◆ TASK DETAILS: Find how many lines of the listing below include the word "info", then report the number by itself.

◆ TASK DATA:

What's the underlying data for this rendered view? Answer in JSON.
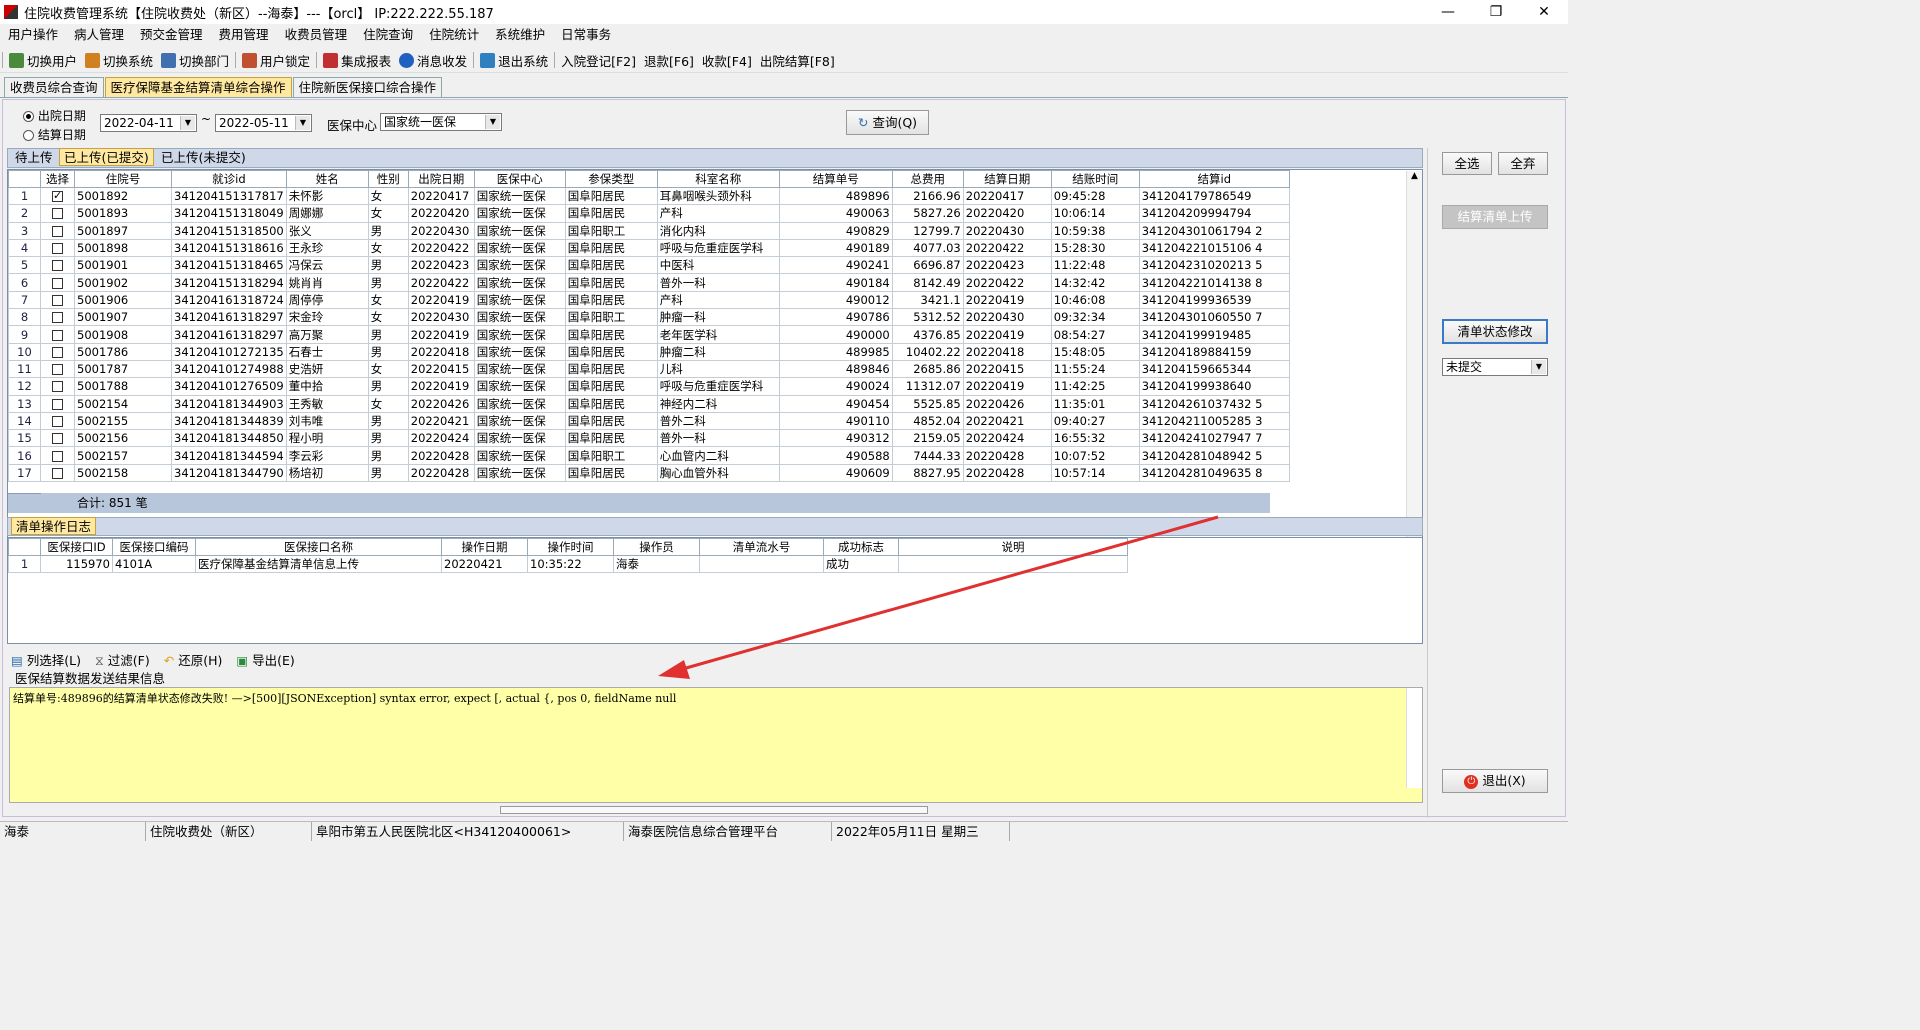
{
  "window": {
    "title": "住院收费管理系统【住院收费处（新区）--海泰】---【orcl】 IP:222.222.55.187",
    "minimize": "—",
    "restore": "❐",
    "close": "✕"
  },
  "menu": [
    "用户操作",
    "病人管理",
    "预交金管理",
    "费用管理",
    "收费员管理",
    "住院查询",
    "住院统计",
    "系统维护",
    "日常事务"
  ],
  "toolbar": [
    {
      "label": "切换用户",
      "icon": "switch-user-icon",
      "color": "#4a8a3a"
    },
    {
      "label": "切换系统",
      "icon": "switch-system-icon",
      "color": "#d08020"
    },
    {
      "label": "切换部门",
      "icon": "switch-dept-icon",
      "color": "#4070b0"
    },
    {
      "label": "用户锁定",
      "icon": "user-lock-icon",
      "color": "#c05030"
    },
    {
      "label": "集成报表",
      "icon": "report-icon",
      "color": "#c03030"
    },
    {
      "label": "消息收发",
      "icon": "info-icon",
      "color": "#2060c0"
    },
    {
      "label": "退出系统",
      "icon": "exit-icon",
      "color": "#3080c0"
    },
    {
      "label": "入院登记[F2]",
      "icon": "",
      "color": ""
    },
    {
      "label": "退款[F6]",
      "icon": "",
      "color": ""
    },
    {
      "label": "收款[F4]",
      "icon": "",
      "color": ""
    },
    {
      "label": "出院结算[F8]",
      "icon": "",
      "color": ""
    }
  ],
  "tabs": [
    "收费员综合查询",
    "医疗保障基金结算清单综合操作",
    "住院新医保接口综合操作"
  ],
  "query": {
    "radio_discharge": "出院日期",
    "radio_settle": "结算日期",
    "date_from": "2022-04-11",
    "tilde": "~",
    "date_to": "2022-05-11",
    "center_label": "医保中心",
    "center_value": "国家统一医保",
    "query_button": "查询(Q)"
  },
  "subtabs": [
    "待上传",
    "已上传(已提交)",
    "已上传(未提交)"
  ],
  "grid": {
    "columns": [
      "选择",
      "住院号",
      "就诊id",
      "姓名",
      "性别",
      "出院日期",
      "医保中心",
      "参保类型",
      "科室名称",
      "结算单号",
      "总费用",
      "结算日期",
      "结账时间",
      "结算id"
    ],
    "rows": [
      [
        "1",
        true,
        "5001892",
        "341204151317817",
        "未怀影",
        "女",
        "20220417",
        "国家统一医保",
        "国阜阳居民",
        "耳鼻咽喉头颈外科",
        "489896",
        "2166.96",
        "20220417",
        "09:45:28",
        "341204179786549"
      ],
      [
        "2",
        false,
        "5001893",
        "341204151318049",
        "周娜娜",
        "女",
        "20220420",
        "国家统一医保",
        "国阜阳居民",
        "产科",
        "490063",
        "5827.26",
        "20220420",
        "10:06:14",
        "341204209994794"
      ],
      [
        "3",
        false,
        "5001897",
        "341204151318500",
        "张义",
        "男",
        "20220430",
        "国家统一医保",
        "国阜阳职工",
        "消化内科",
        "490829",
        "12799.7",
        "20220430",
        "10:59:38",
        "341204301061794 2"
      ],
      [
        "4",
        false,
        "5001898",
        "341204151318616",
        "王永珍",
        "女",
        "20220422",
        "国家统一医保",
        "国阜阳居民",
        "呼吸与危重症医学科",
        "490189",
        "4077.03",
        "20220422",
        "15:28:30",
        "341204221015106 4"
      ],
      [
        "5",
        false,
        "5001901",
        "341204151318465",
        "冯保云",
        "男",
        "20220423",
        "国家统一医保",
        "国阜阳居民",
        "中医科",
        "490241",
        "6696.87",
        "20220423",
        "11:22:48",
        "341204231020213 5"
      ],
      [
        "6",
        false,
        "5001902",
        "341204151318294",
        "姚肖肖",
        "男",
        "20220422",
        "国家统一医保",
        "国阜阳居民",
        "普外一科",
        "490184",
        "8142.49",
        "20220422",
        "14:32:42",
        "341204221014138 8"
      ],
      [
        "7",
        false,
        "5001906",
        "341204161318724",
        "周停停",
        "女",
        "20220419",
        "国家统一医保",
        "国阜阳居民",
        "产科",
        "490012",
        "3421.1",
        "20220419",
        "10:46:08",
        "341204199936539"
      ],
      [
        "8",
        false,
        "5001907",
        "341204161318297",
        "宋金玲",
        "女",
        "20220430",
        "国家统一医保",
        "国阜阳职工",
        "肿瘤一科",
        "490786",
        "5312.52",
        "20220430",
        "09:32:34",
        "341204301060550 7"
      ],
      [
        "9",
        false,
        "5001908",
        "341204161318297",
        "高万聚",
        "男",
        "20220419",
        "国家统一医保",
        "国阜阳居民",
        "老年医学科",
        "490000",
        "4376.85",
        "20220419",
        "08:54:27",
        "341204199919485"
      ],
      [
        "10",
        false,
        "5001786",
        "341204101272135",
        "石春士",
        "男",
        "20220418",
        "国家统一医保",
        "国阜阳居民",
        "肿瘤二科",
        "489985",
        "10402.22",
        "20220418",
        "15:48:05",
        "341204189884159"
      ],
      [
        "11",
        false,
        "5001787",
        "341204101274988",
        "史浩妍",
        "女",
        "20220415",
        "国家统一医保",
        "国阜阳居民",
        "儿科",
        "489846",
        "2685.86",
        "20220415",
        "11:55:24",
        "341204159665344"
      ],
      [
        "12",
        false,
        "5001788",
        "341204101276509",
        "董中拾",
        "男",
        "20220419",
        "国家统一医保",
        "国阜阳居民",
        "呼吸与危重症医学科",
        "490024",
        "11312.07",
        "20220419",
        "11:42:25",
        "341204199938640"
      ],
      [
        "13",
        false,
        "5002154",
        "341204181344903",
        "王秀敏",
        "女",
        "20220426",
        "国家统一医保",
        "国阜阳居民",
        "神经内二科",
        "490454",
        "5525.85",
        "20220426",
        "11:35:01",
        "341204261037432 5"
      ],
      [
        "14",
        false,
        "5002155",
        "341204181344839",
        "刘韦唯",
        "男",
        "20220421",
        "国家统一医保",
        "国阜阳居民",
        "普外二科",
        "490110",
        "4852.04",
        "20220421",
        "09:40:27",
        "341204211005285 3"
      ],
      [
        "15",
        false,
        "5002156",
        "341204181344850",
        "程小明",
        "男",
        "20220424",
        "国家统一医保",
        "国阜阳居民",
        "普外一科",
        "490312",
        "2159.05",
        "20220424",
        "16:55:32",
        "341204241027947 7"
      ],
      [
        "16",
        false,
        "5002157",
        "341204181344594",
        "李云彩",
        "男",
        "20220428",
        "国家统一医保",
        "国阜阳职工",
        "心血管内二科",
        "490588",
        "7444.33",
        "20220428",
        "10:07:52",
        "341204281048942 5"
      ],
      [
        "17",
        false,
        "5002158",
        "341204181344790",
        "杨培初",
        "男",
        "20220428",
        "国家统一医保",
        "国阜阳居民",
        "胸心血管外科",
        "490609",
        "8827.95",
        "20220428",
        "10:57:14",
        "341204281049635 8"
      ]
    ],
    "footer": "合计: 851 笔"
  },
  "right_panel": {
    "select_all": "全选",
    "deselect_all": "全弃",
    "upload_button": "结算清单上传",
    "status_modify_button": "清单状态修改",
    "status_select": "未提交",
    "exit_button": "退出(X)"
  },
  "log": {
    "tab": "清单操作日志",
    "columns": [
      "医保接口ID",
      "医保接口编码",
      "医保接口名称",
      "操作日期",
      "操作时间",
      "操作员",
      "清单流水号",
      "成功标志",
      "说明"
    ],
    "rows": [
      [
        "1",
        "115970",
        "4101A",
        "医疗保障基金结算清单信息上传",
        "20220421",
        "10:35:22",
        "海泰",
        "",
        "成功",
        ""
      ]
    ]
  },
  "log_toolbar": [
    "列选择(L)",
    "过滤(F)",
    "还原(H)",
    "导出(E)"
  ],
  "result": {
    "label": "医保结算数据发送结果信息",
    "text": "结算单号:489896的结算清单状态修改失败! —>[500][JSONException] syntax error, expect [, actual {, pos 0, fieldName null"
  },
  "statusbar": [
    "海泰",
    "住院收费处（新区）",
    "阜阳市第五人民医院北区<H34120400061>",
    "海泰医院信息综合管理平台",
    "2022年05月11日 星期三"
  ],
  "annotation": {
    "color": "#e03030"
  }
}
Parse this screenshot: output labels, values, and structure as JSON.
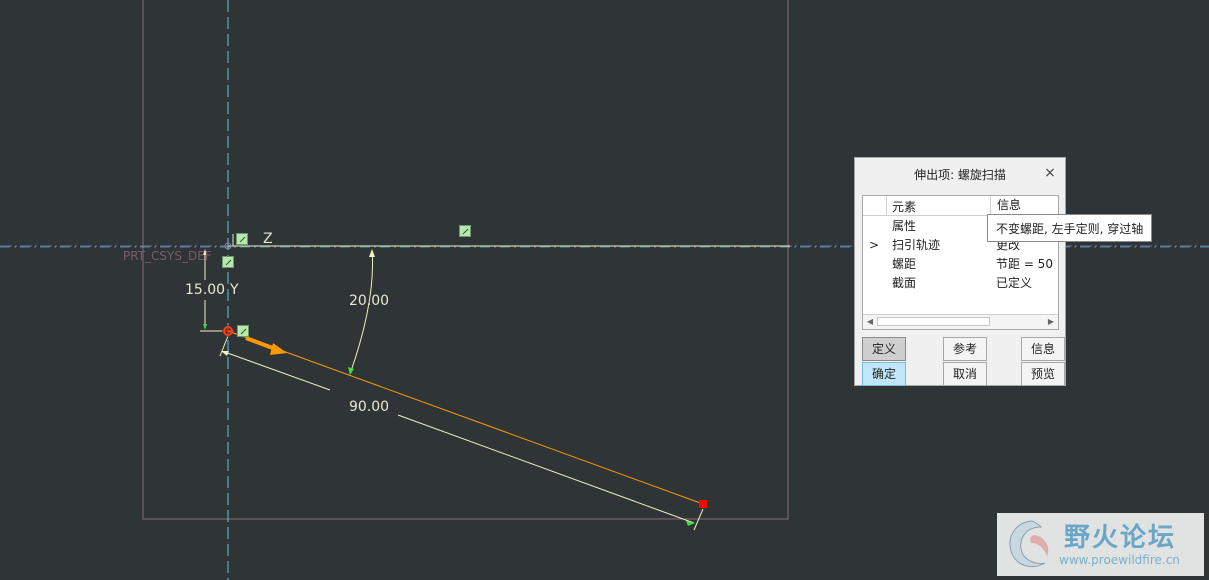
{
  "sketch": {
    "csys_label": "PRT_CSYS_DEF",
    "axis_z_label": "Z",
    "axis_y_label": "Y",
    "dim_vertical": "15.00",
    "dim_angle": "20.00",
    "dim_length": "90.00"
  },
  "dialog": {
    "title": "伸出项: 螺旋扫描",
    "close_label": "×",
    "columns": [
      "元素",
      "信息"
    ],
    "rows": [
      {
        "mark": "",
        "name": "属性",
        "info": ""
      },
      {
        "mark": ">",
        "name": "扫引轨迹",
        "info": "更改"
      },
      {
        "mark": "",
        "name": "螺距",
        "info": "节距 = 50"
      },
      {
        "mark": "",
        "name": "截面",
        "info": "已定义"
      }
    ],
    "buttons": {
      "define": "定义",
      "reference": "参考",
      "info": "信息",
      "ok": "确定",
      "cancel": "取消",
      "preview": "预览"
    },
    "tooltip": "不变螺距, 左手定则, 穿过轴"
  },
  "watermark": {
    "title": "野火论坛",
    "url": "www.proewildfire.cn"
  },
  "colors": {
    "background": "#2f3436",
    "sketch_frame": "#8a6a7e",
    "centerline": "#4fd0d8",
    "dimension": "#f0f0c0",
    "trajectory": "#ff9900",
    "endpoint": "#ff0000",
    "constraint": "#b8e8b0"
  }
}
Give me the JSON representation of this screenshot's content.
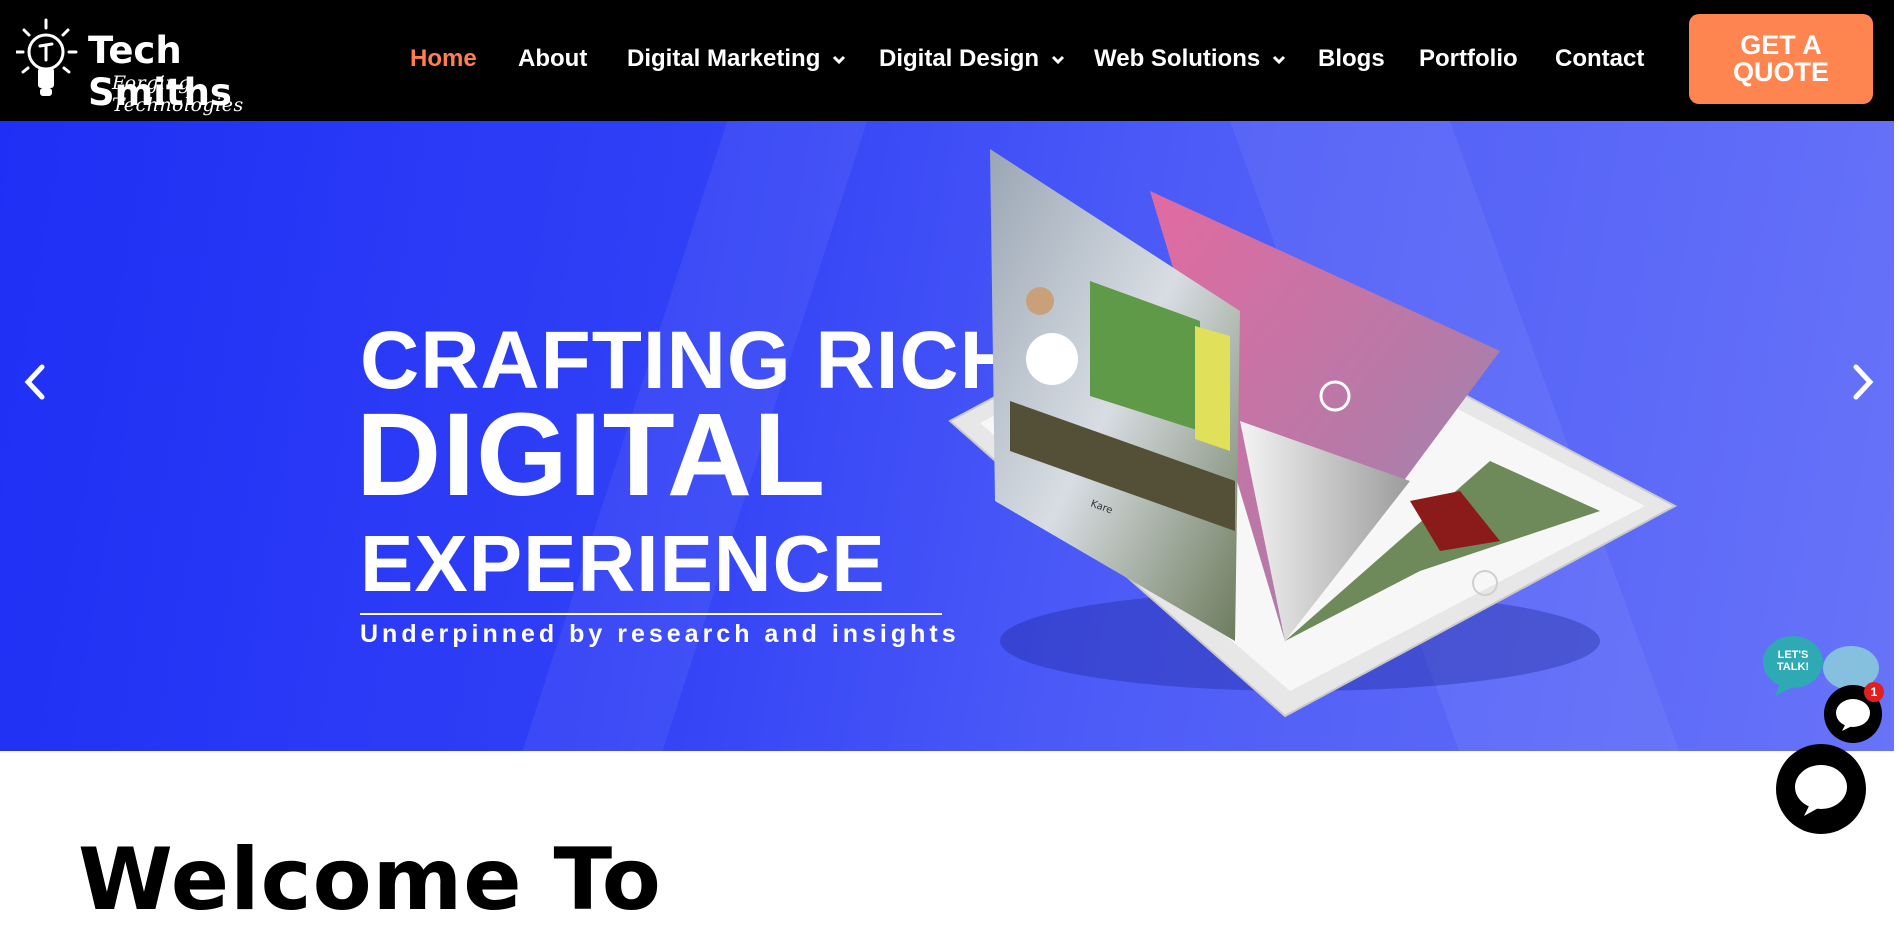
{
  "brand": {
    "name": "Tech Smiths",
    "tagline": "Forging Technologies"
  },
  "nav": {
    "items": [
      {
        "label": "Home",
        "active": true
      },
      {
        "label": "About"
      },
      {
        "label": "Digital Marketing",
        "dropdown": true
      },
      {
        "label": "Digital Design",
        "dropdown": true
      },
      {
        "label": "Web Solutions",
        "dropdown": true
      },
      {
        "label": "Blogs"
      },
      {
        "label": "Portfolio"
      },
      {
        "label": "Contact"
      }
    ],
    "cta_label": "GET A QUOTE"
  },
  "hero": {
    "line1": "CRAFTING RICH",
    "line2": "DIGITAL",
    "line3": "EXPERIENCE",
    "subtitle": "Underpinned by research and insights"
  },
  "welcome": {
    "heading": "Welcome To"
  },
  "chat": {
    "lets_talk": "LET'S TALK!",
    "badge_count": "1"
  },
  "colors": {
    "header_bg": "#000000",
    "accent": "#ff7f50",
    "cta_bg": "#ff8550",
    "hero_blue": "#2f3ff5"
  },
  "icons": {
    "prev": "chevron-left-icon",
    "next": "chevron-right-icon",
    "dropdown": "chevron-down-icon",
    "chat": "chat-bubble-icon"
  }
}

◆ ANSWER TO THE PROBLEM: 6